During the few years the trail was open to emigrants, 3,500 traveled it. Natives killed between 40 and 50 of them. The short cut was at the time "most often called the road to Montana" and not the Bozeman Trail. While short in bee line, the actual road from the Oregon Trail to the mining towns was much longer due to the hilly and undulating terrain. Shorter or longer stretches of the route were altered every year to avoid the worst stages. The journey took around eight weeks. Many of the travelers had prepared themselves for the arduous trip by reading John Lyle Campbell's popular guidebook. Drowning and fatal accidents with firearms occurred. Some travelers came down with critical diseases such as "mountain fever" (Colorado tick fever) and never made it to their destination. Game including elk, mountain sheep and bear was shot an occasion, also buffalo. "The men are killing them in large numbers. I feel sorry to see such destruction. They leave tons of good meat every day to be devoured by wolfs at night", lamented traveler Richard Owen in 1864. The travelers grouped in organized "trains" with chosen people holding posts such as captain, train marshal and orderly sergeant. One group, known as the Townsend Wagon Train, led by Captain A. A. Townsend of Wisconsin, was made up of "wagons ... 150, men ... 375, women ... 36, children ... 36, oxen ... 636". Every fifth of those crossing the plains via Bozeman Trail was a woman or a child. Each wagon paid the train pilot, maybe six dollars in 1864. Being a route used by single emigrants and small families at first, the trail transformed towards a supply route with freight wagons carrying equipment and necessities of life to the new, western towns.

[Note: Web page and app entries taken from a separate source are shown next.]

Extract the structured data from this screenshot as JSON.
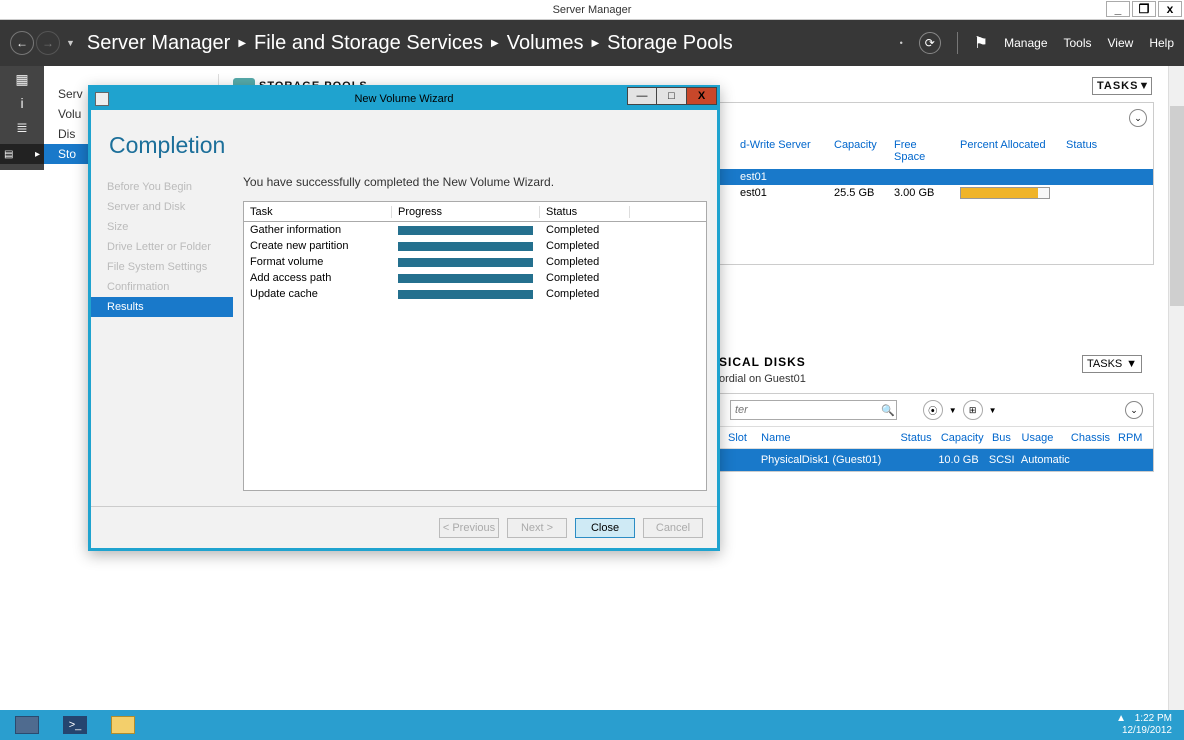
{
  "window": {
    "title": "Server Manager",
    "min": "_",
    "max": "❐",
    "close": "x"
  },
  "nav": {
    "app": "Server Manager",
    "crumbs": [
      "File and Storage Services",
      "Volumes",
      "Storage Pools"
    ],
    "menu": {
      "manage": "Manage",
      "tools": "Tools",
      "view": "View",
      "help": "Help"
    }
  },
  "sidelist": {
    "items": [
      "Serv",
      "Volu",
      "Dis",
      "Sto"
    ],
    "selectedIndex": 3
  },
  "storagePools": {
    "header": "STORAGE POOLS",
    "tasks": "TASKS",
    "columns": [
      "d-Write Server",
      "Capacity",
      "Free Space",
      "Percent Allocated",
      "Status"
    ],
    "rows": [
      {
        "server": "est01",
        "capacity": "",
        "free": "",
        "alloc": null,
        "selected": true
      },
      {
        "server": "est01",
        "capacity": "25.5 GB",
        "free": "3.00 GB",
        "alloc": 0.88,
        "selected": false
      }
    ]
  },
  "physicalDisks": {
    "header": "SICAL DISKS",
    "sub": "ordial on Guest01",
    "tasks": "TASKS",
    "filter_placeholder": "ter",
    "columns": [
      "Slot",
      "Name",
      "Status",
      "Capacity",
      "Bus",
      "Usage",
      "Chassis",
      "RPM"
    ],
    "row": {
      "slot": "",
      "name": "PhysicalDisk1 (Guest01)",
      "status": "",
      "capacity": "10.0 GB",
      "bus": "SCSI",
      "usage": "Automatic",
      "chassis": "",
      "rpm": ""
    }
  },
  "dialog": {
    "title": "New Volume Wizard",
    "heading": "Completion",
    "steps": [
      "Before You Begin",
      "Server and Disk",
      "Size",
      "Drive Letter or Folder",
      "File System Settings",
      "Confirmation",
      "Results"
    ],
    "activeStep": 6,
    "message": "You have successfully completed the New Volume Wizard.",
    "table": {
      "headers": [
        "Task",
        "Progress",
        "Status"
      ],
      "rows": [
        {
          "task": "Gather information",
          "status": "Completed"
        },
        {
          "task": "Create new partition",
          "status": "Completed"
        },
        {
          "task": "Format volume",
          "status": "Completed"
        },
        {
          "task": "Add access path",
          "status": "Completed"
        },
        {
          "task": "Update cache",
          "status": "Completed"
        }
      ]
    },
    "buttons": {
      "previous": "< Previous",
      "next": "Next >",
      "close": "Close",
      "cancel": "Cancel"
    }
  },
  "taskbar": {
    "time": "1:22 PM",
    "date": "12/19/2012"
  }
}
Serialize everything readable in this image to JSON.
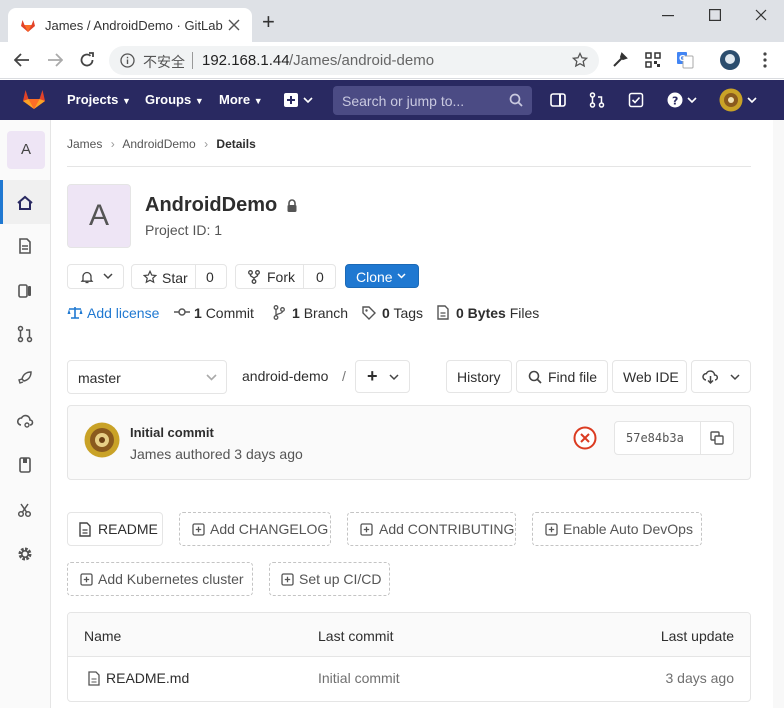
{
  "browser": {
    "tab_title": "James / AndroidDemo · GitLab",
    "new_tab_symbol": "+",
    "security_label": "不安全",
    "url_host": "192.168.1.44",
    "url_path": "/James/android-demo"
  },
  "gitlab_nav": {
    "projects": "Projects",
    "groups": "Groups",
    "more": "More",
    "search_placeholder": "Search or jump to...",
    "accent": "#292961"
  },
  "breadcrumb": {
    "owner": "James",
    "project": "AndroidDemo",
    "current": "Details"
  },
  "project": {
    "avatar_letter": "A",
    "name": "AndroidDemo",
    "id_text": "Project ID: 1",
    "star_label": "Star",
    "star_count": "0",
    "fork_label": "Fork",
    "fork_count": "0",
    "clone_label": "Clone",
    "add_license": "Add license",
    "commits_count": "1",
    "commits_label": "Commit",
    "branches_count": "1",
    "branches_label": "Branch",
    "tags_count": "0",
    "tags_label": "Tags",
    "size_count": "0 Bytes",
    "size_label": "Files"
  },
  "repo_bar": {
    "branch": "master",
    "path": "android-demo",
    "path_sep": "/",
    "add": "+",
    "history": "History",
    "find_file": "Find file",
    "web_ide": "Web IDE"
  },
  "last_commit": {
    "title": "Initial commit",
    "author_line": "James authored 3 days ago",
    "sha": "57e84b3a",
    "status_color": "#db3b21"
  },
  "quick_actions": {
    "readme": "README",
    "add_changelog": "Add CHANGELOG",
    "add_contributing": "Add CONTRIBUTING",
    "enable_auto_devops": "Enable Auto DevOps",
    "add_k8s": "Add Kubernetes cluster",
    "setup_ci": "Set up CI/CD"
  },
  "file_table": {
    "headers": [
      "Name",
      "Last commit",
      "Last update"
    ],
    "rows": [
      {
        "name": "README.md",
        "last_commit": "Initial commit",
        "last_update": "3 days ago"
      }
    ]
  },
  "link_color": "#1f78d1",
  "clone_color": "#1f78d1"
}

Bozeman led the first wagon train on the trail in 1864. Abasalom Austin Townsend was captain of another very large wagon train (over 400 people and 150+ wagons) and had a battle with the Natives. Known as the Townsend Wagon Train Fight, the attack occurred on July 7, 1864, with casualties on both sides. Native raids on white settlers increased dramatically from 1864 to 1866, which prompted the U.S. government to order the Army to carry out military campaigns against the Shoshone. Patrick Edward Connor led several of the earliest campaigns, including the Bear River Massacre. and the Powder River Expedition of 1865. He also fought the Arapaho at the Battle of the Tongue River.

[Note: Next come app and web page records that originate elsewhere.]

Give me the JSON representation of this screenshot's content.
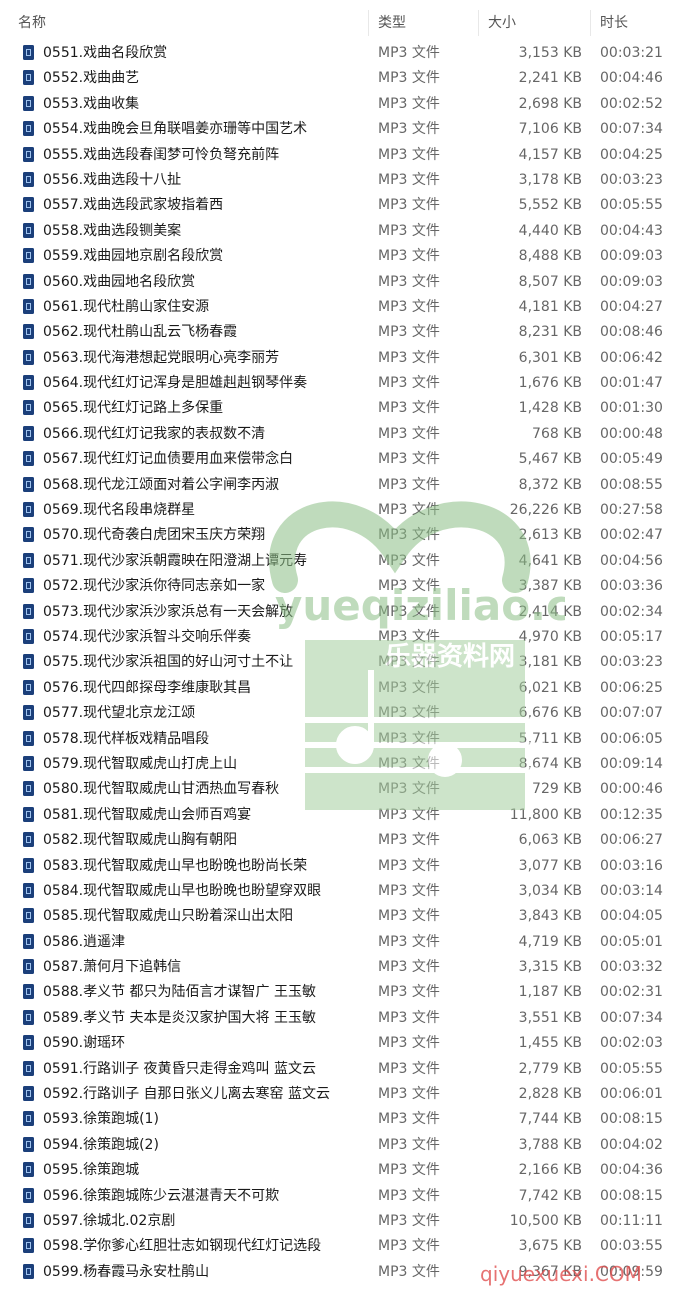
{
  "columns": {
    "name": "名称",
    "type": "类型",
    "size": "大小",
    "duration": "时长"
  },
  "icon": "audio-file-icon",
  "rows": [
    {
      "name": "0551.戏曲名段欣赏",
      "type": "MP3 文件",
      "size": "3,153 KB",
      "duration": "00:03:21"
    },
    {
      "name": "0552.戏曲曲艺",
      "type": "MP3 文件",
      "size": "2,241 KB",
      "duration": "00:04:46"
    },
    {
      "name": "0553.戏曲收集",
      "type": "MP3 文件",
      "size": "2,698 KB",
      "duration": "00:02:52"
    },
    {
      "name": "0554.戏曲晚会旦角联唱姜亦珊等中国艺术",
      "type": "MP3 文件",
      "size": "7,106 KB",
      "duration": "00:07:34"
    },
    {
      "name": "0555.戏曲选段春闺梦可怜负弩充前阵",
      "type": "MP3 文件",
      "size": "4,157 KB",
      "duration": "00:04:25"
    },
    {
      "name": "0556.戏曲选段十八扯",
      "type": "MP3 文件",
      "size": "3,178 KB",
      "duration": "00:03:23"
    },
    {
      "name": "0557.戏曲选段武家坡指着西",
      "type": "MP3 文件",
      "size": "5,552 KB",
      "duration": "00:05:55"
    },
    {
      "name": "0558.戏曲选段铡美案",
      "type": "MP3 文件",
      "size": "4,440 KB",
      "duration": "00:04:43"
    },
    {
      "name": "0559.戏曲园地京剧名段欣赏",
      "type": "MP3 文件",
      "size": "8,488 KB",
      "duration": "00:09:03"
    },
    {
      "name": "0560.戏曲园地名段欣赏",
      "type": "MP3 文件",
      "size": "8,507 KB",
      "duration": "00:09:03"
    },
    {
      "name": "0561.现代杜鹃山家住安源",
      "type": "MP3 文件",
      "size": "4,181 KB",
      "duration": "00:04:27"
    },
    {
      "name": "0562.现代杜鹃山乱云飞杨春霞",
      "type": "MP3 文件",
      "size": "8,231 KB",
      "duration": "00:08:46"
    },
    {
      "name": "0563.现代海港想起党眼明心亮李丽芳",
      "type": "MP3 文件",
      "size": "6,301 KB",
      "duration": "00:06:42"
    },
    {
      "name": "0564.现代红灯记浑身是胆雄赳赳钢琴伴奏",
      "type": "MP3 文件",
      "size": "1,676 KB",
      "duration": "00:01:47"
    },
    {
      "name": "0565.现代红灯记路上多保重",
      "type": "MP3 文件",
      "size": "1,428 KB",
      "duration": "00:01:30"
    },
    {
      "name": "0566.现代红灯记我家的表叔数不清",
      "type": "MP3 文件",
      "size": "768 KB",
      "duration": "00:00:48"
    },
    {
      "name": "0567.现代红灯记血债要用血来偿带念白",
      "type": "MP3 文件",
      "size": "5,467 KB",
      "duration": "00:05:49"
    },
    {
      "name": "0568.现代龙江颂面对着公字闸李丙淑",
      "type": "MP3 文件",
      "size": "8,372 KB",
      "duration": "00:08:55"
    },
    {
      "name": "0569.现代名段串烧群星",
      "type": "MP3 文件",
      "size": "26,226 KB",
      "duration": "00:27:58"
    },
    {
      "name": "0570.现代奇袭白虎团宋玉庆方荣翔",
      "type": "MP3 文件",
      "size": "2,613 KB",
      "duration": "00:02:47"
    },
    {
      "name": "0571.现代沙家浜朝霞映在阳澄湖上谭元寿",
      "type": "MP3 文件",
      "size": "4,641 KB",
      "duration": "00:04:56"
    },
    {
      "name": "0572.现代沙家浜你待同志亲如一家",
      "type": "MP3 文件",
      "size": "3,387 KB",
      "duration": "00:03:36"
    },
    {
      "name": "0573.现代沙家浜沙家浜总有一天会解放",
      "type": "MP3 文件",
      "size": "2,414 KB",
      "duration": "00:02:34"
    },
    {
      "name": "0574.现代沙家浜智斗交响乐伴奏",
      "type": "MP3 文件",
      "size": "4,970 KB",
      "duration": "00:05:17"
    },
    {
      "name": "0575.现代沙家浜祖国的好山河寸土不让",
      "type": "MP3 文件",
      "size": "3,181 KB",
      "duration": "00:03:23"
    },
    {
      "name": "0576.现代四郎探母李维康耿其昌",
      "type": "MP3 文件",
      "size": "6,021 KB",
      "duration": "00:06:25"
    },
    {
      "name": "0577.现代望北京龙江颂",
      "type": "MP3 文件",
      "size": "6,676 KB",
      "duration": "00:07:07"
    },
    {
      "name": "0578.现代样板戏精品唱段",
      "type": "MP3 文件",
      "size": "5,711 KB",
      "duration": "00:06:05"
    },
    {
      "name": "0579.现代智取威虎山打虎上山",
      "type": "MP3 文件",
      "size": "8,674 KB",
      "duration": "00:09:14"
    },
    {
      "name": "0580.现代智取威虎山甘洒热血写春秋",
      "type": "MP3 文件",
      "size": "729 KB",
      "duration": "00:00:46"
    },
    {
      "name": "0581.现代智取威虎山会师百鸡宴",
      "type": "MP3 文件",
      "size": "11,800 KB",
      "duration": "00:12:35"
    },
    {
      "name": "0582.现代智取威虎山胸有朝阳",
      "type": "MP3 文件",
      "size": "6,063 KB",
      "duration": "00:06:27"
    },
    {
      "name": "0583.现代智取威虎山早也盼晚也盼尚长荣",
      "type": "MP3 文件",
      "size": "3,077 KB",
      "duration": "00:03:16"
    },
    {
      "name": "0584.现代智取威虎山早也盼晚也盼望穿双眼",
      "type": "MP3 文件",
      "size": "3,034 KB",
      "duration": "00:03:14"
    },
    {
      "name": "0585.现代智取威虎山只盼着深山出太阳",
      "type": "MP3 文件",
      "size": "3,843 KB",
      "duration": "00:04:05"
    },
    {
      "name": "0586.逍遥津",
      "type": "MP3 文件",
      "size": "4,719 KB",
      "duration": "00:05:01"
    },
    {
      "name": "0587.萧何月下追韩信",
      "type": "MP3 文件",
      "size": "3,315 KB",
      "duration": "00:03:32"
    },
    {
      "name": "0588.孝义节 都只为陆佰言才谋智广 王玉敏",
      "type": "MP3 文件",
      "size": "1,187 KB",
      "duration": "00:02:31"
    },
    {
      "name": "0589.孝义节 夫本是炎汉家护国大将 王玉敏",
      "type": "MP3 文件",
      "size": "3,551 KB",
      "duration": "00:07:34"
    },
    {
      "name": "0590.谢瑶环",
      "type": "MP3 文件",
      "size": "1,455 KB",
      "duration": "00:02:03"
    },
    {
      "name": "0591.行路训子 夜黄昏只走得金鸡叫 蓝文云",
      "type": "MP3 文件",
      "size": "2,779 KB",
      "duration": "00:05:55"
    },
    {
      "name": "0592.行路训子 自那日张义儿离去寒窑 蓝文云",
      "type": "MP3 文件",
      "size": "2,828 KB",
      "duration": "00:06:01"
    },
    {
      "name": "0593.徐策跑城(1)",
      "type": "MP3 文件",
      "size": "7,744 KB",
      "duration": "00:08:15"
    },
    {
      "name": "0594.徐策跑城(2)",
      "type": "MP3 文件",
      "size": "3,788 KB",
      "duration": "00:04:02"
    },
    {
      "name": "0595.徐策跑城",
      "type": "MP3 文件",
      "size": "2,166 KB",
      "duration": "00:04:36"
    },
    {
      "name": "0596.徐策跑城陈少云湛湛青天不可欺",
      "type": "MP3 文件",
      "size": "7,742 KB",
      "duration": "00:08:15"
    },
    {
      "name": "0597.徐城北.02京剧",
      "type": "MP3 文件",
      "size": "10,500 KB",
      "duration": "00:11:11"
    },
    {
      "name": "0598.学你爹心红胆壮志如钢现代红灯记选段",
      "type": "MP3 文件",
      "size": "3,675 KB",
      "duration": "00:03:55"
    },
    {
      "name": "0599.杨春霞马永安杜鹃山",
      "type": "MP3 文件",
      "size": "9,367 KB",
      "duration": "00:09:59"
    }
  ],
  "watermarks": {
    "center_text": "yueqiziliao.com",
    "center_cn": "乐器资料网",
    "corner_text": "qiyuexuexi.COM"
  },
  "colors": {
    "icon": "#1b3f7a",
    "watermark_green": "#7fb07a",
    "watermark_red": "#e05050"
  }
}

The trail itself diverged from the Oregon and California Trails to the north through the Powder River. Lieutenant General William Tecumseh Sherman authorized construction of three forts in 1866 to guard travelers on the trail. Soldiers were harassed by the Sioux, at that time led by Red Cloud (the United States named the war Red Cloud's War after the Sioux leader). Colonel Henry B. Carrington was stationed at a halfway point between Fort Laramie and the Bozeman Trail, but his well-fortified position was not attacked directly. However, when Captain William J. Fetterman, acting against orders, led soldiers in retaliation for attacks against Fort Phil Kearny; all eighty of Fetterman's men were killed. In the aftermath of the Fetterman Fight, the United States agreed, a part of the Fort Laramie Treaty of 1868, to abandon its forts along the Bozeman Trail.

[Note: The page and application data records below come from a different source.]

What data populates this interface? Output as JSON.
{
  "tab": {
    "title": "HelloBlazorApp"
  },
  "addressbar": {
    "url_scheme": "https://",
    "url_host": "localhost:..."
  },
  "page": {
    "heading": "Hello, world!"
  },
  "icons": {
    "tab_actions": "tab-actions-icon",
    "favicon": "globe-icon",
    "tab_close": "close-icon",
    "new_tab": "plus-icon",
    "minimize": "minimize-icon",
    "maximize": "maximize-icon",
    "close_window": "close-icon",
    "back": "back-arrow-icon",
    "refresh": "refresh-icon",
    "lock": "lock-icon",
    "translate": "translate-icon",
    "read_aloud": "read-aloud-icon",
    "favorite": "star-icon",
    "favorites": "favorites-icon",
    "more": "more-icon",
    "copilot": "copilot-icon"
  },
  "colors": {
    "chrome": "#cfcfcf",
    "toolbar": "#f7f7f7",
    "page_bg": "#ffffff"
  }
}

In 1866, after the American Civil War ended, the number of settlers who used the trail en route to Montana gold fields increased. Around 1,200 wagons brought some 2,000 people to the city of Bozeman following the trail that year. The U.S. Army called a council at Fort Laramie, which Lakota leader Red Cloud attended. The U.S. Army wanted to negotiate a right-of-way with the Lakota for settlers' use of the trail. As negotiations continued, Red Cloud became outraged when he discovered that a regiment of U.S. infantry was already using the route without receiving permission from the Lakota nation. Thus Red Cloud's War began.
It was impossible for the army to undertake significant negotiations about the traffic through the western Powder River area and the future use of it with Red Cloud and any other Lakota. In 1851, the United States had acknowledged the tract belonged to the Crow and was obliged by that. The Lakota tribe itself had recognized the same.
That same year, Nelson Story, a successful Virginia City, Montana, gold miner originally from Ohio, used the Bozeman Trail to successfully drive about 1,000 head of longhorn cattle into Montana. The U.S. Army unsuccessfully tried to turn Story back to protect the drive from Native American attacks, but Story brought cattle through to the Gallatin Valley and formed one of the earliest significant herds in Montana's cattle industry.
The U.S. Army established Fort Reno, Fort Phil Kearny and Fort C. F. Smith along the route, staffed with troops meant to protect travelers. All three military posts were built west of Powder River, consequently outside the Lakota territory as recognized by the whites in the Fort Laramie Treaty. " ... the Sioux attacked the United States anyway, claiming that the Yellowstone was now their land". Native American raids along the trail and around the forts continued. When the Lakota annihilated a detachment under William J. Fetterman at the Fetterman Fight near Fort Phil Kearny on December 21, 1866, civilian travel along the trail ceased. On August 1, 1867, and August 2, 1867, U.S. forces resisted coordinated attempts by large parties of Lakota and Cheyenne to overrun Fort C. F. Smith and Fort Phil Kearny in the Hayfield Fight and Wagon Box Fight.
The strikes and attacks on the soldiers "appeared to be a great Sioux war to protect their land. And it was - but the Sioux had only recently conquered this land from other tribes and now defending the territory both from other tribes and from the advance of white settlers". "In 1866, Red Cloud and his alliance of Lakotas, Cheyennes, and Arapahos fought for a territory they had dominated for only a few years".
The troops in Fort Phil Kearny and Fort C. F. Smith got from time to time warnings of imminent attacks from the Crow, who also brought information about the location of Lakota camps. The Crows were all but pleased to see a part of their treaty-guaranteed land taken over by hereditary enemies, the Arapahoes, Cheyennes, and Lakotas. Despite resentment against the traffic on the Bozeman Trail, "the Crows still acted as allies of the harassed troops" in the forts.
Later, by the 1868 Treaty of Fort Laramie, the U.S. recognized the Powder River Country as unceded hunting territory for the Lakota and allied tribes. Most was located on former Crow treaty territory, now by conquest converted into new Lakota country. For a time the government used the treaty to shut down travel by European American settlers on the Bozeman Trail. President Ulysses S. Grant ordered the abandonment of forts along the trail.
Red Cloud's War could thus be said to be the only Native American war in which Native Americans achieved their goals (if only for a brief time) with a treaty settlement essentially on their terms. By 1876, however, following the Black Hills War, the U.S. Army reopened the trail. The U.S. Army continued to use the trail during later military campaigns and built a telegraph line along it.
Today, a modern highway route covers roughly the same general route as the historic Bozeman Trail. The route consists of Interstate 25 from Douglas, Wyoming to Buffalo, Wyoming; Interstate 90 from Buffalo via Sheridan, Wyoming to Bozeman, Montana MT Hwy 84; and U.S. Route 287 to Virginia City, Montana.